====== Information shown

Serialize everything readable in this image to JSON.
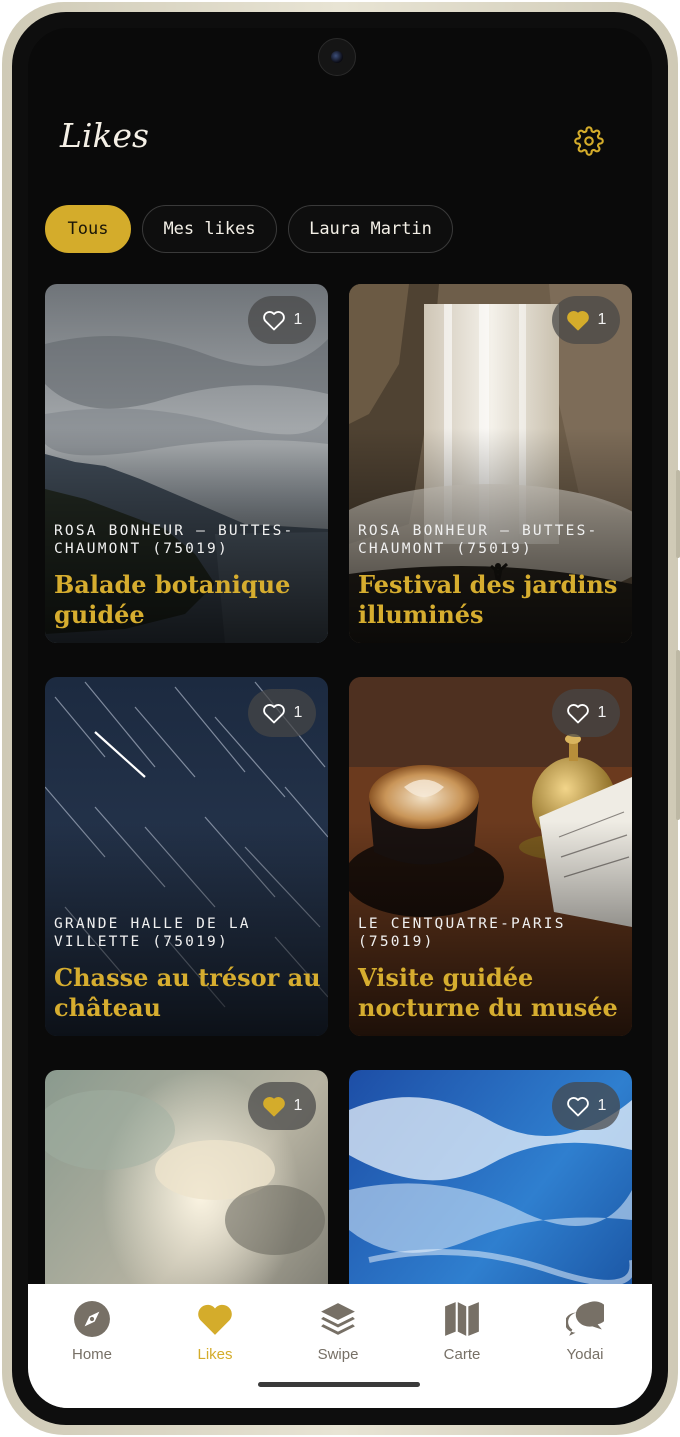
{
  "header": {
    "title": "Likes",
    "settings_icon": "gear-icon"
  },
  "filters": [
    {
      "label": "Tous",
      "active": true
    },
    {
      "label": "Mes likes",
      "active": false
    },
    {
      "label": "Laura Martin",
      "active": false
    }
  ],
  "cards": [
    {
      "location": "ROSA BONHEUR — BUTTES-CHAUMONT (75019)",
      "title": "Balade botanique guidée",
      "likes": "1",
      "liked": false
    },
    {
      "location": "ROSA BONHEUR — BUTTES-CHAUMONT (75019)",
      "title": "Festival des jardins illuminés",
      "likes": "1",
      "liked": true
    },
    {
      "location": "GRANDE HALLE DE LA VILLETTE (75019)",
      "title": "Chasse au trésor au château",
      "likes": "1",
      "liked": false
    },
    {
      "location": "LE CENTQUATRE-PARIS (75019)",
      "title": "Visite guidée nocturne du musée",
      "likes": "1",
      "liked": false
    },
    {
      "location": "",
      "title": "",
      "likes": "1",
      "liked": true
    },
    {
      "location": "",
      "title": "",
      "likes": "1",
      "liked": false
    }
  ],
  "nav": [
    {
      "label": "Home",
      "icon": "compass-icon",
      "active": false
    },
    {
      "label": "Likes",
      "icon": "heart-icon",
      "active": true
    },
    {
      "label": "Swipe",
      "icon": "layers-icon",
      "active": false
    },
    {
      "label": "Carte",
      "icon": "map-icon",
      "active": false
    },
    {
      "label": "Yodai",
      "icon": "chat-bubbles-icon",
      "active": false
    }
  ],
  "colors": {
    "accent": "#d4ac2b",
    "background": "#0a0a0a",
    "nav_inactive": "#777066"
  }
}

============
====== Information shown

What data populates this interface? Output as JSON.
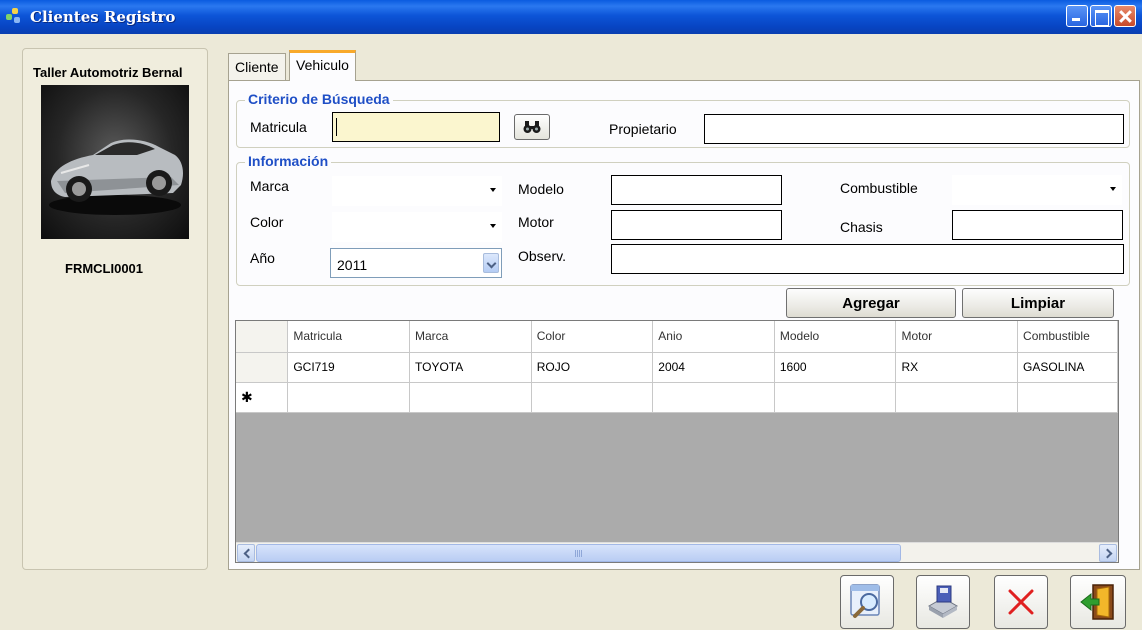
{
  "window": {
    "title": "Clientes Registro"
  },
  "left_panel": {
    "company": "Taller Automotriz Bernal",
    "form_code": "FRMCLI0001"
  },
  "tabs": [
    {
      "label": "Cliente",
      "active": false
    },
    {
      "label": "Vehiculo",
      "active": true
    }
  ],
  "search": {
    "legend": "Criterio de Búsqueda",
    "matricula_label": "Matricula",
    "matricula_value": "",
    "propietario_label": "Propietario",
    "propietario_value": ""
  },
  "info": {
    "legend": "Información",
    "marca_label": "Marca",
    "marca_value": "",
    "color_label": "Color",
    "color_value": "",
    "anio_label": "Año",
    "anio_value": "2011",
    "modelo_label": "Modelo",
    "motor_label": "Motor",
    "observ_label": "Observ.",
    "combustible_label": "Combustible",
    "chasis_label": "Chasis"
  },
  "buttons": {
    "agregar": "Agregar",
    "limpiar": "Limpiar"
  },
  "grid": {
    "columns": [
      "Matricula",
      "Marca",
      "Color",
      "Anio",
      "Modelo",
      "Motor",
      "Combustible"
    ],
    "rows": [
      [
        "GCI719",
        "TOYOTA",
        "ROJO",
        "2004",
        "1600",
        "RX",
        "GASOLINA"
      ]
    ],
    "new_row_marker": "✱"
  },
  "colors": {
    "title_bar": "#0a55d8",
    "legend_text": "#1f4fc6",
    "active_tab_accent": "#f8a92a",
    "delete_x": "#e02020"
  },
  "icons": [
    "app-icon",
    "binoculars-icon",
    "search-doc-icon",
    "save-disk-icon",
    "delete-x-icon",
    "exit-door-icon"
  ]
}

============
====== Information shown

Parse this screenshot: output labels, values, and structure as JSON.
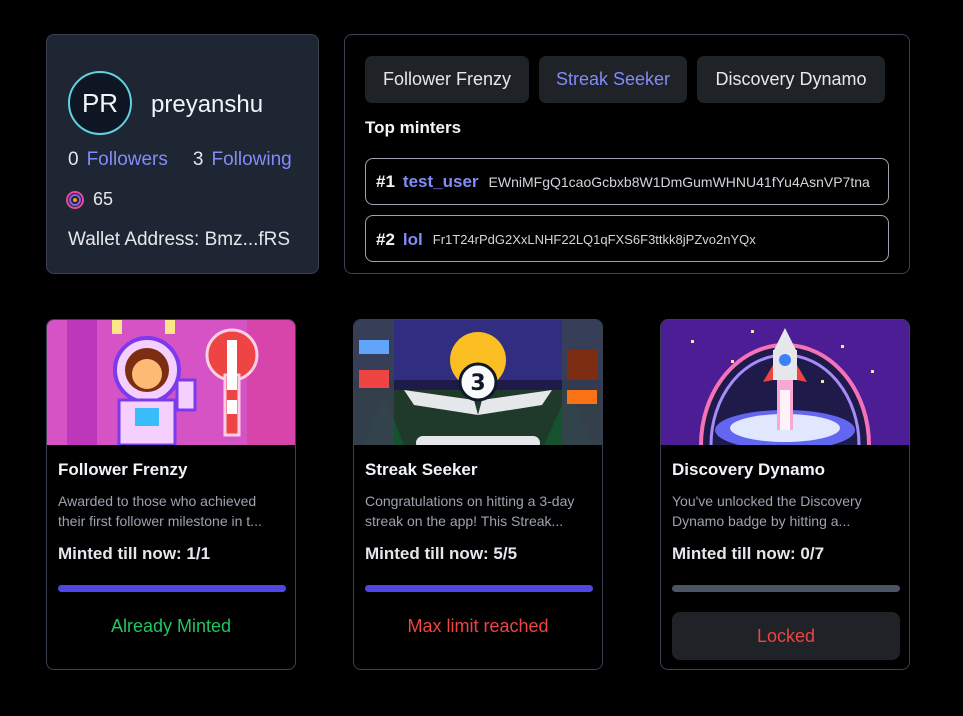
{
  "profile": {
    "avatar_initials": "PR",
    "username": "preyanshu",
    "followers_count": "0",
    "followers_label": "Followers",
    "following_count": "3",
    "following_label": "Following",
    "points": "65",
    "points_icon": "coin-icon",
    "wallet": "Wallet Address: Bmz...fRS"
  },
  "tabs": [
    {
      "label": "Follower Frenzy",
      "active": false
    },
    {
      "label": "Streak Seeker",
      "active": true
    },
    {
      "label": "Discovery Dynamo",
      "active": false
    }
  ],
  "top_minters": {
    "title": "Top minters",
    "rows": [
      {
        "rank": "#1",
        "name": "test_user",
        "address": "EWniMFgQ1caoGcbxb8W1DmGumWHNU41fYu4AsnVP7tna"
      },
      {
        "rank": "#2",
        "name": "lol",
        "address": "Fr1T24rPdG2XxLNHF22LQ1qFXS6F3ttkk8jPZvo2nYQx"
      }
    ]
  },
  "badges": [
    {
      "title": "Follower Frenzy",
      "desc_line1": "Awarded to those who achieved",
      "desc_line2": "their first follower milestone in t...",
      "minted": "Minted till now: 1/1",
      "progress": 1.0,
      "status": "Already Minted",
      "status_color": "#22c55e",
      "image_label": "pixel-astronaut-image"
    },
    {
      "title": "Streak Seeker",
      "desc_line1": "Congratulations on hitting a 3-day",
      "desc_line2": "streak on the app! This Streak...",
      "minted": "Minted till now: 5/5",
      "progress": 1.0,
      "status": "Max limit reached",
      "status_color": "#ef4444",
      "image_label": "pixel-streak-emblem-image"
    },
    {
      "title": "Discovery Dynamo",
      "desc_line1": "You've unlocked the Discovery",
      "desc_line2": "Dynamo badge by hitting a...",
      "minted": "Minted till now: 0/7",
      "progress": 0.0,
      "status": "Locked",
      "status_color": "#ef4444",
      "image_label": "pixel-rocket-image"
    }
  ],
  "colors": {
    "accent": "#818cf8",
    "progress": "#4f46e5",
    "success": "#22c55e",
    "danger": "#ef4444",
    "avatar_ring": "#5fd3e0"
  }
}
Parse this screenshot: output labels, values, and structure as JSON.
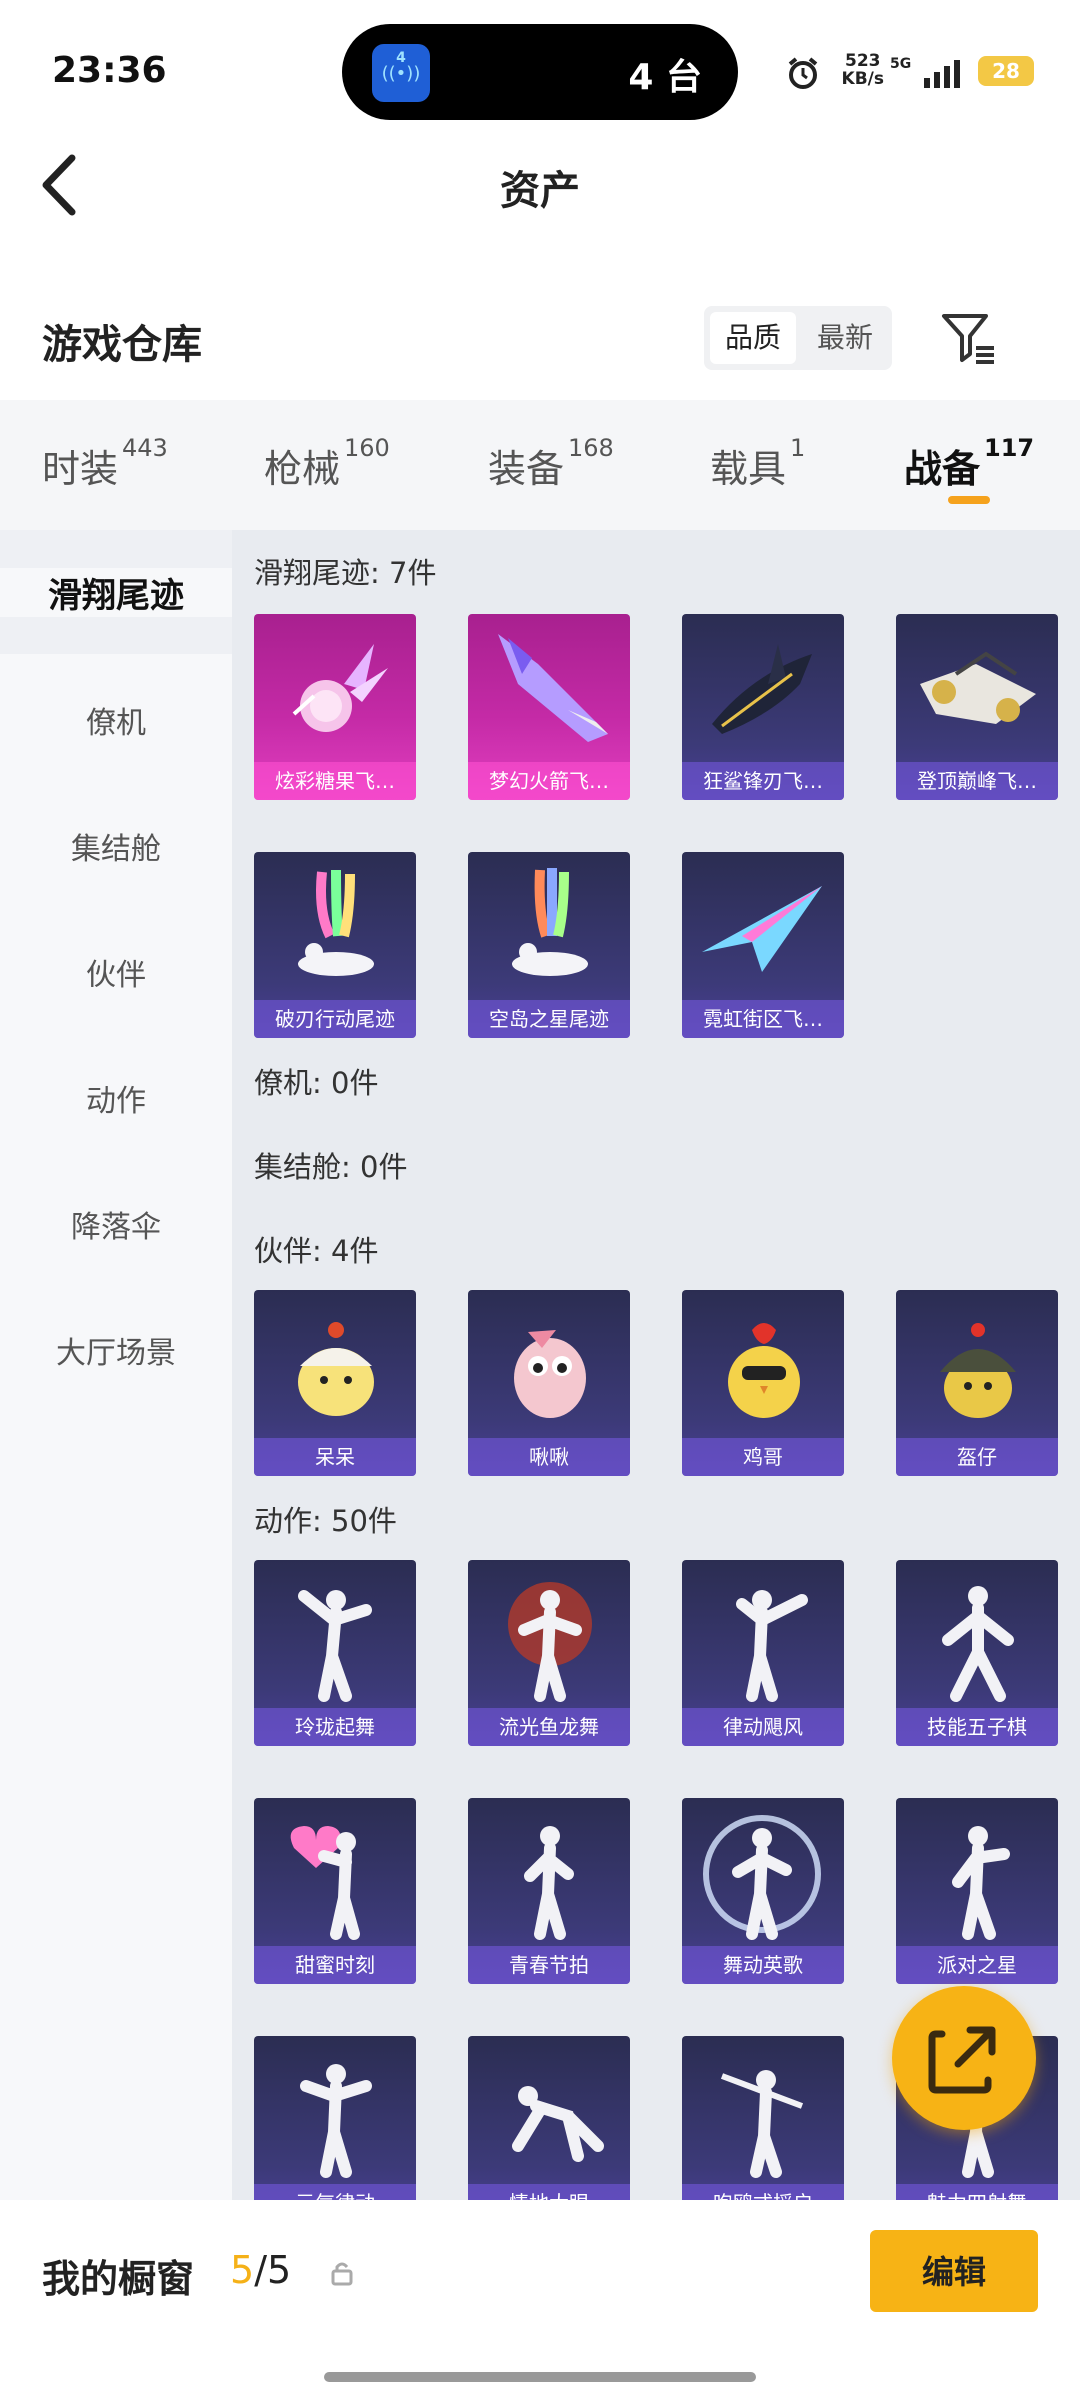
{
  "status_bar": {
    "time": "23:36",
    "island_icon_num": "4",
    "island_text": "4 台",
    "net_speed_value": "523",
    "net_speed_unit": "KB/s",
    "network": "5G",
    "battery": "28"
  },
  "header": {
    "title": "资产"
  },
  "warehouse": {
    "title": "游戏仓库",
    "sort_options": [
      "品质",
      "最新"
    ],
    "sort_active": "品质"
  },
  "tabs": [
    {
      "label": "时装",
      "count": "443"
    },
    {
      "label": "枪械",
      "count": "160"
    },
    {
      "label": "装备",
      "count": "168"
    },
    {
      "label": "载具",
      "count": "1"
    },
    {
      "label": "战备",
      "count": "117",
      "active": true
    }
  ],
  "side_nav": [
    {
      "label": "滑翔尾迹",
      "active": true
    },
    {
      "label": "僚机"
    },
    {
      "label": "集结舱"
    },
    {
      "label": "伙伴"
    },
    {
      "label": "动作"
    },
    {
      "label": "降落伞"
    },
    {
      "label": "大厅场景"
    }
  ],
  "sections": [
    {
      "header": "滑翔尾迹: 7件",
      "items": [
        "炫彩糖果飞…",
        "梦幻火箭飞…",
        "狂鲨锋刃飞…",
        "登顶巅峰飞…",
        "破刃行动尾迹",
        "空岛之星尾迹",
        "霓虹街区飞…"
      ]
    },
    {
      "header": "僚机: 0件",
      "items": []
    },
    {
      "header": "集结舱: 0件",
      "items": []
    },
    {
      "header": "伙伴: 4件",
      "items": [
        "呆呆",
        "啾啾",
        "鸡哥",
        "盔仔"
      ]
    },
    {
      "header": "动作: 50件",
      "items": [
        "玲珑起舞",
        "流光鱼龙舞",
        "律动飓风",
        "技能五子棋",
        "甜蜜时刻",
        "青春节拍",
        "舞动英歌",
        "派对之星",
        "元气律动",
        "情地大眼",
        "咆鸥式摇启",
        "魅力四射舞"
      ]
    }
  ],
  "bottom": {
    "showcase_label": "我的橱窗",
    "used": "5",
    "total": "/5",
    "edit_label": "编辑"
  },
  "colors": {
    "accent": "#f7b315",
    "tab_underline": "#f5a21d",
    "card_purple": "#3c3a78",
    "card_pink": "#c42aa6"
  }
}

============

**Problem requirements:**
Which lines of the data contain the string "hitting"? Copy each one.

**Response for this exercise:**
      "desc_line1": "Congratulations on hitting a 3-day",
      "desc_line2": "Dynamo badge by hitting a...",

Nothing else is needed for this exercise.